◆ **Input records**:

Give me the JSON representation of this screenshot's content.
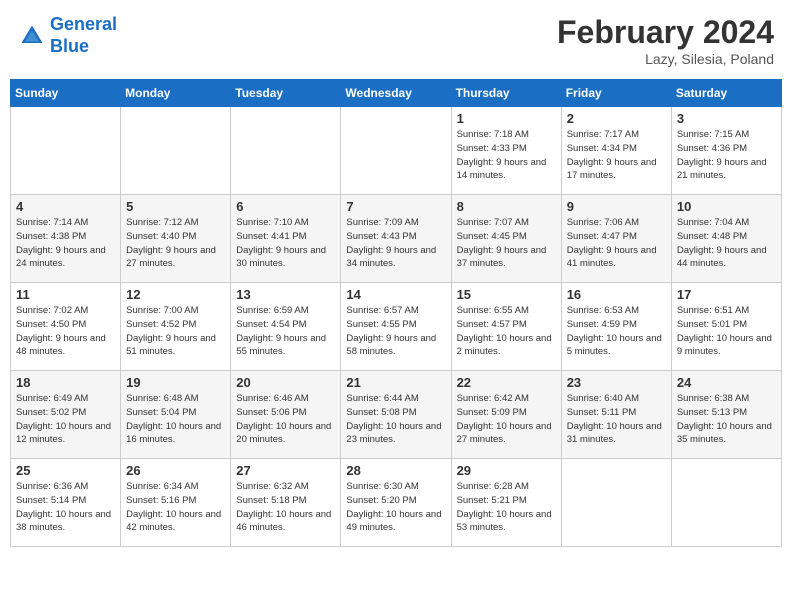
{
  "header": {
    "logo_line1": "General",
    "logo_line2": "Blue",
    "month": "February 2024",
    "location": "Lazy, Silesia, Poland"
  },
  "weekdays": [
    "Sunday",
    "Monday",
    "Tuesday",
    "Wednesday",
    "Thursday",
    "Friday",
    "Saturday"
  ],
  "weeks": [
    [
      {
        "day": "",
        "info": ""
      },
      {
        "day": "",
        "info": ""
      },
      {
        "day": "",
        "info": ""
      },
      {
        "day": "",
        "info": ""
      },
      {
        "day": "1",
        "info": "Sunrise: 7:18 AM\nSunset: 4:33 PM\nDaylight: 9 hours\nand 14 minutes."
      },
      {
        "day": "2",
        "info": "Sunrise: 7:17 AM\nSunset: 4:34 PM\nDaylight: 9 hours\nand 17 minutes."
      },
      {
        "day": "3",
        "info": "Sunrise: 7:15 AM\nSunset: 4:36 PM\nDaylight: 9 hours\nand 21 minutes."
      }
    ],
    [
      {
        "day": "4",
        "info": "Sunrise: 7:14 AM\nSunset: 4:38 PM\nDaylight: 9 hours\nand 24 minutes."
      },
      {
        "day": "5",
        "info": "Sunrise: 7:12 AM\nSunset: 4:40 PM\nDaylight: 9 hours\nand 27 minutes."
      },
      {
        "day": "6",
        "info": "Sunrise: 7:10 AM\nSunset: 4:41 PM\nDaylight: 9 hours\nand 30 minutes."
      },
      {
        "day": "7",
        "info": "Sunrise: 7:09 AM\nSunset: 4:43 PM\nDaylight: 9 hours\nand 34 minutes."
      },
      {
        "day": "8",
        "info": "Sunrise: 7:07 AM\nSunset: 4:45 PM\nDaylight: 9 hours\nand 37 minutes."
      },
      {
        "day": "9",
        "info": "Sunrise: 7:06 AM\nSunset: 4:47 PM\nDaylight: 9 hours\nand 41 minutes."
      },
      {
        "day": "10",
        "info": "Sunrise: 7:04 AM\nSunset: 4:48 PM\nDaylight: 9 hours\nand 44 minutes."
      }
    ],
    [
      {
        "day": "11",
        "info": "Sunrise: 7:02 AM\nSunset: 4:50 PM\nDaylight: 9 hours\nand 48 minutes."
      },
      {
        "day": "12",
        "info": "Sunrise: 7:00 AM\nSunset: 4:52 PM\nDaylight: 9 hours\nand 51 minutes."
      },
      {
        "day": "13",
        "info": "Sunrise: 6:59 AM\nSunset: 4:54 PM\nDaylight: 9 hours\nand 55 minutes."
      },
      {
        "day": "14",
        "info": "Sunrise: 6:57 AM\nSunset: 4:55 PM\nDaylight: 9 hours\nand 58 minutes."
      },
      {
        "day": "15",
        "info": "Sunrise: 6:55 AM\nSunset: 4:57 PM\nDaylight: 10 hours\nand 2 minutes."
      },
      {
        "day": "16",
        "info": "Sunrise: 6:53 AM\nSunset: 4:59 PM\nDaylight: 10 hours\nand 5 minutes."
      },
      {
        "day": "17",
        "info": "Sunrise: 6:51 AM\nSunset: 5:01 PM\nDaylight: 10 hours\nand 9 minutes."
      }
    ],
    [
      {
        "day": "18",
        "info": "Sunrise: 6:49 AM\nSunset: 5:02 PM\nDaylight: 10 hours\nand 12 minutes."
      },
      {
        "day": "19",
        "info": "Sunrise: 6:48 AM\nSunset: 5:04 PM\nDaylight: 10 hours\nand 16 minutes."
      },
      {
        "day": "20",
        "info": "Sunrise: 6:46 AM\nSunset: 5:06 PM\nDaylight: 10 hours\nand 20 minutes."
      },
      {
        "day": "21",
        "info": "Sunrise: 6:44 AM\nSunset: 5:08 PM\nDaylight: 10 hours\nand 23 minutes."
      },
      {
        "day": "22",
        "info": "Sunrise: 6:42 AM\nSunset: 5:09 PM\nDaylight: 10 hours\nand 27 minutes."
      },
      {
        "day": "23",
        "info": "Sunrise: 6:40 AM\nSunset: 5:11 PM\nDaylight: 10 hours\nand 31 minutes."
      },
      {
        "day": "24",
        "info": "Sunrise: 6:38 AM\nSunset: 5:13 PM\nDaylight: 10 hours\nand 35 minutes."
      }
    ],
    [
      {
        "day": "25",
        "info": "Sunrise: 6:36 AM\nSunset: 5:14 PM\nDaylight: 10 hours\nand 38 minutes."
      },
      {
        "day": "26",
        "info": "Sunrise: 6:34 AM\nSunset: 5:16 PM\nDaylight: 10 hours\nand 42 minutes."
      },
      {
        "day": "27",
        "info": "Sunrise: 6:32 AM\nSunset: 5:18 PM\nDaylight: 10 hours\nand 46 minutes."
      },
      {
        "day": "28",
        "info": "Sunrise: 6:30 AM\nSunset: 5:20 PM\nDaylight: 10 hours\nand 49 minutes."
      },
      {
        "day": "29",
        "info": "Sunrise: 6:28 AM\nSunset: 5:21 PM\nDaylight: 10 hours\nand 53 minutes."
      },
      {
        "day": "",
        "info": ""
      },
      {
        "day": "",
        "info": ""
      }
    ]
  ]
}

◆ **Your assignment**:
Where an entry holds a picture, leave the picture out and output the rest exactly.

◆ **Worked solution**:
Give me the JSON representation of this screenshot's content.
{
  "header": {
    "logo_line1": "General",
    "logo_line2": "Blue",
    "month": "February 2024",
    "location": "Lazy, Silesia, Poland"
  },
  "weekdays": [
    "Sunday",
    "Monday",
    "Tuesday",
    "Wednesday",
    "Thursday",
    "Friday",
    "Saturday"
  ],
  "weeks": [
    [
      {
        "day": "",
        "info": ""
      },
      {
        "day": "",
        "info": ""
      },
      {
        "day": "",
        "info": ""
      },
      {
        "day": "",
        "info": ""
      },
      {
        "day": "1",
        "info": "Sunrise: 7:18 AM\nSunset: 4:33 PM\nDaylight: 9 hours\nand 14 minutes."
      },
      {
        "day": "2",
        "info": "Sunrise: 7:17 AM\nSunset: 4:34 PM\nDaylight: 9 hours\nand 17 minutes."
      },
      {
        "day": "3",
        "info": "Sunrise: 7:15 AM\nSunset: 4:36 PM\nDaylight: 9 hours\nand 21 minutes."
      }
    ],
    [
      {
        "day": "4",
        "info": "Sunrise: 7:14 AM\nSunset: 4:38 PM\nDaylight: 9 hours\nand 24 minutes."
      },
      {
        "day": "5",
        "info": "Sunrise: 7:12 AM\nSunset: 4:40 PM\nDaylight: 9 hours\nand 27 minutes."
      },
      {
        "day": "6",
        "info": "Sunrise: 7:10 AM\nSunset: 4:41 PM\nDaylight: 9 hours\nand 30 minutes."
      },
      {
        "day": "7",
        "info": "Sunrise: 7:09 AM\nSunset: 4:43 PM\nDaylight: 9 hours\nand 34 minutes."
      },
      {
        "day": "8",
        "info": "Sunrise: 7:07 AM\nSunset: 4:45 PM\nDaylight: 9 hours\nand 37 minutes."
      },
      {
        "day": "9",
        "info": "Sunrise: 7:06 AM\nSunset: 4:47 PM\nDaylight: 9 hours\nand 41 minutes."
      },
      {
        "day": "10",
        "info": "Sunrise: 7:04 AM\nSunset: 4:48 PM\nDaylight: 9 hours\nand 44 minutes."
      }
    ],
    [
      {
        "day": "11",
        "info": "Sunrise: 7:02 AM\nSunset: 4:50 PM\nDaylight: 9 hours\nand 48 minutes."
      },
      {
        "day": "12",
        "info": "Sunrise: 7:00 AM\nSunset: 4:52 PM\nDaylight: 9 hours\nand 51 minutes."
      },
      {
        "day": "13",
        "info": "Sunrise: 6:59 AM\nSunset: 4:54 PM\nDaylight: 9 hours\nand 55 minutes."
      },
      {
        "day": "14",
        "info": "Sunrise: 6:57 AM\nSunset: 4:55 PM\nDaylight: 9 hours\nand 58 minutes."
      },
      {
        "day": "15",
        "info": "Sunrise: 6:55 AM\nSunset: 4:57 PM\nDaylight: 10 hours\nand 2 minutes."
      },
      {
        "day": "16",
        "info": "Sunrise: 6:53 AM\nSunset: 4:59 PM\nDaylight: 10 hours\nand 5 minutes."
      },
      {
        "day": "17",
        "info": "Sunrise: 6:51 AM\nSunset: 5:01 PM\nDaylight: 10 hours\nand 9 minutes."
      }
    ],
    [
      {
        "day": "18",
        "info": "Sunrise: 6:49 AM\nSunset: 5:02 PM\nDaylight: 10 hours\nand 12 minutes."
      },
      {
        "day": "19",
        "info": "Sunrise: 6:48 AM\nSunset: 5:04 PM\nDaylight: 10 hours\nand 16 minutes."
      },
      {
        "day": "20",
        "info": "Sunrise: 6:46 AM\nSunset: 5:06 PM\nDaylight: 10 hours\nand 20 minutes."
      },
      {
        "day": "21",
        "info": "Sunrise: 6:44 AM\nSunset: 5:08 PM\nDaylight: 10 hours\nand 23 minutes."
      },
      {
        "day": "22",
        "info": "Sunrise: 6:42 AM\nSunset: 5:09 PM\nDaylight: 10 hours\nand 27 minutes."
      },
      {
        "day": "23",
        "info": "Sunrise: 6:40 AM\nSunset: 5:11 PM\nDaylight: 10 hours\nand 31 minutes."
      },
      {
        "day": "24",
        "info": "Sunrise: 6:38 AM\nSunset: 5:13 PM\nDaylight: 10 hours\nand 35 minutes."
      }
    ],
    [
      {
        "day": "25",
        "info": "Sunrise: 6:36 AM\nSunset: 5:14 PM\nDaylight: 10 hours\nand 38 minutes."
      },
      {
        "day": "26",
        "info": "Sunrise: 6:34 AM\nSunset: 5:16 PM\nDaylight: 10 hours\nand 42 minutes."
      },
      {
        "day": "27",
        "info": "Sunrise: 6:32 AM\nSunset: 5:18 PM\nDaylight: 10 hours\nand 46 minutes."
      },
      {
        "day": "28",
        "info": "Sunrise: 6:30 AM\nSunset: 5:20 PM\nDaylight: 10 hours\nand 49 minutes."
      },
      {
        "day": "29",
        "info": "Sunrise: 6:28 AM\nSunset: 5:21 PM\nDaylight: 10 hours\nand 53 minutes."
      },
      {
        "day": "",
        "info": ""
      },
      {
        "day": "",
        "info": ""
      }
    ]
  ]
}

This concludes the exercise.